What you have to do →
With respect to the word "JSON", report how many lines of the following listing include it. Give nothing but the number.

+===+

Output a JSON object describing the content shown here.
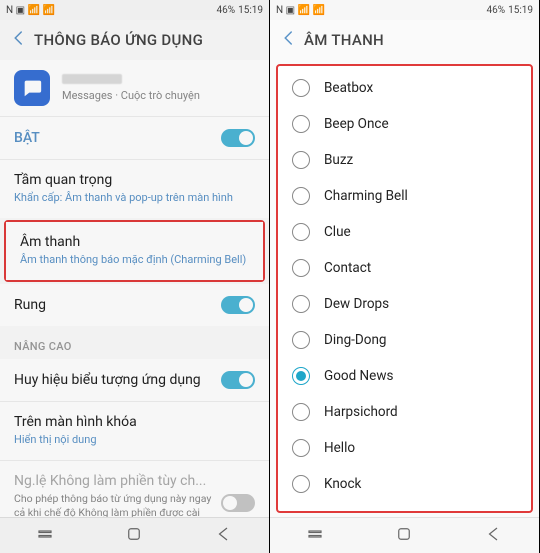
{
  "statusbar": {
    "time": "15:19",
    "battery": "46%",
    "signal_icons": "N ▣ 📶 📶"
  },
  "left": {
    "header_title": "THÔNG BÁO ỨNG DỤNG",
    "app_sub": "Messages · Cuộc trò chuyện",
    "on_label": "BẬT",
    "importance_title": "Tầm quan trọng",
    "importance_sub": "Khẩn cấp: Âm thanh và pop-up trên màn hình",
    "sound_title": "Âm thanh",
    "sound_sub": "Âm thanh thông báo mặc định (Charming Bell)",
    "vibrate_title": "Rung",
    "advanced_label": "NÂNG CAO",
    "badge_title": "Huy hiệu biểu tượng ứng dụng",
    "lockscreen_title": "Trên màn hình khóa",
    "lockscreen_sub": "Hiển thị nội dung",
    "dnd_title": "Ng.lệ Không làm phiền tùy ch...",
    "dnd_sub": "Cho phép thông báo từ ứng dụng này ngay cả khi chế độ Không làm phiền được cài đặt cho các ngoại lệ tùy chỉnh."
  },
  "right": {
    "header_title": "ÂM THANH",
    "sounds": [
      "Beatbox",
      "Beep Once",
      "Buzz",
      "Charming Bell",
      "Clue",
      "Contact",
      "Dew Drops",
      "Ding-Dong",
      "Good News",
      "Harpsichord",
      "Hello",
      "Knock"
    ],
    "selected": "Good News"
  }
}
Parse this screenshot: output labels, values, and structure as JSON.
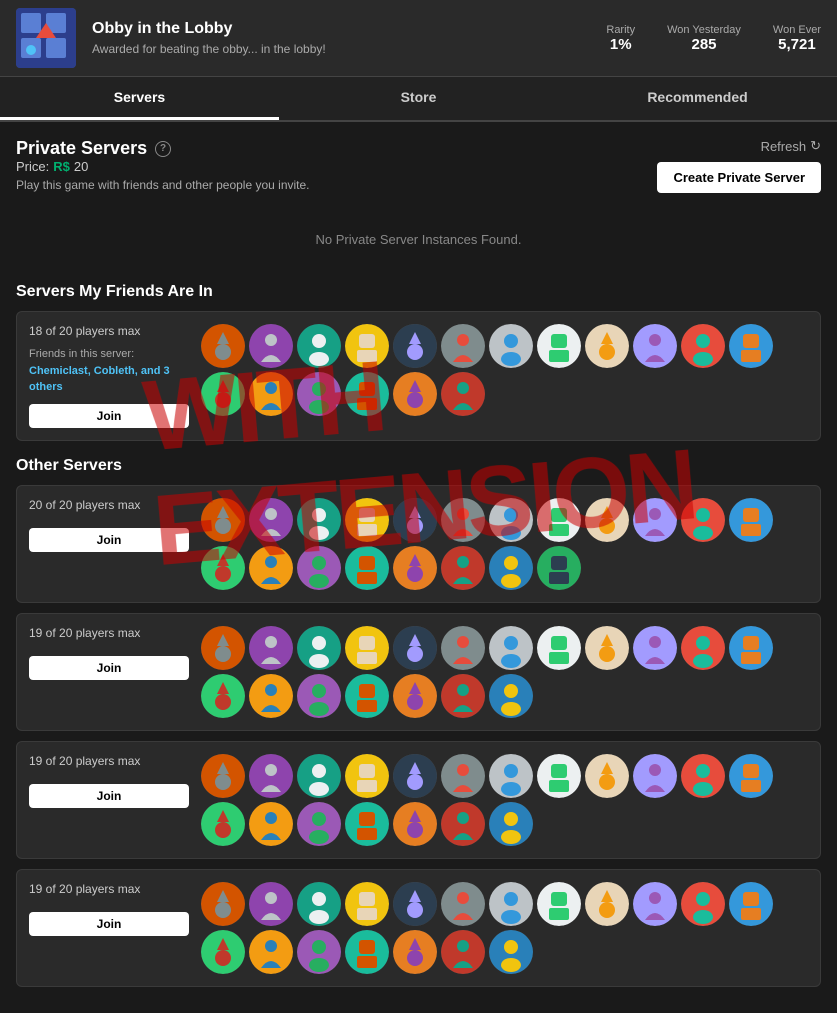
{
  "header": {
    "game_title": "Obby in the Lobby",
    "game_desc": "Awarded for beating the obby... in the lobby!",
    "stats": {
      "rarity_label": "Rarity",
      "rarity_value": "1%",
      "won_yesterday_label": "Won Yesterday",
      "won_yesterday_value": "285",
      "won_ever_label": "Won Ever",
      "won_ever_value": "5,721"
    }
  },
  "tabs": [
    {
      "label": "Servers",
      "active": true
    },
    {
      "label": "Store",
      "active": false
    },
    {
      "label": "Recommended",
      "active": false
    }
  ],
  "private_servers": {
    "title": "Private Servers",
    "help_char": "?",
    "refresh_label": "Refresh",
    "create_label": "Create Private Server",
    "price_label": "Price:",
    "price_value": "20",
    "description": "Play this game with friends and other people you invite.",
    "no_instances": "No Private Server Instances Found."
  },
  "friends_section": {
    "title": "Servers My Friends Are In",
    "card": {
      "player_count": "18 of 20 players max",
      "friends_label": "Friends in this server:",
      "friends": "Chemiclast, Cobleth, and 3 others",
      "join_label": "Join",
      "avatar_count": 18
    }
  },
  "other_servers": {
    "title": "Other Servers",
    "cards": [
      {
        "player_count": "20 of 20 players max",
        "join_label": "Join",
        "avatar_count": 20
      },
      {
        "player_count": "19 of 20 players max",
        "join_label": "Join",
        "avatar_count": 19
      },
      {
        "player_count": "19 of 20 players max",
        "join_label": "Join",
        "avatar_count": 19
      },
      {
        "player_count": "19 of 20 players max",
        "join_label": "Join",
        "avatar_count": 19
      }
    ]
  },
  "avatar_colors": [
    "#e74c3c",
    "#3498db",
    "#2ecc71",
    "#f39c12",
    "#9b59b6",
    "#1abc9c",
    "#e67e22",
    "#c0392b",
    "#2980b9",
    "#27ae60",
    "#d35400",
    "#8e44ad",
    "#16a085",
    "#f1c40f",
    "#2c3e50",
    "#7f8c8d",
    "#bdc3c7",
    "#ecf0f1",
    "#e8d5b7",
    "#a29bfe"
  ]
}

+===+

Exercise solution →
2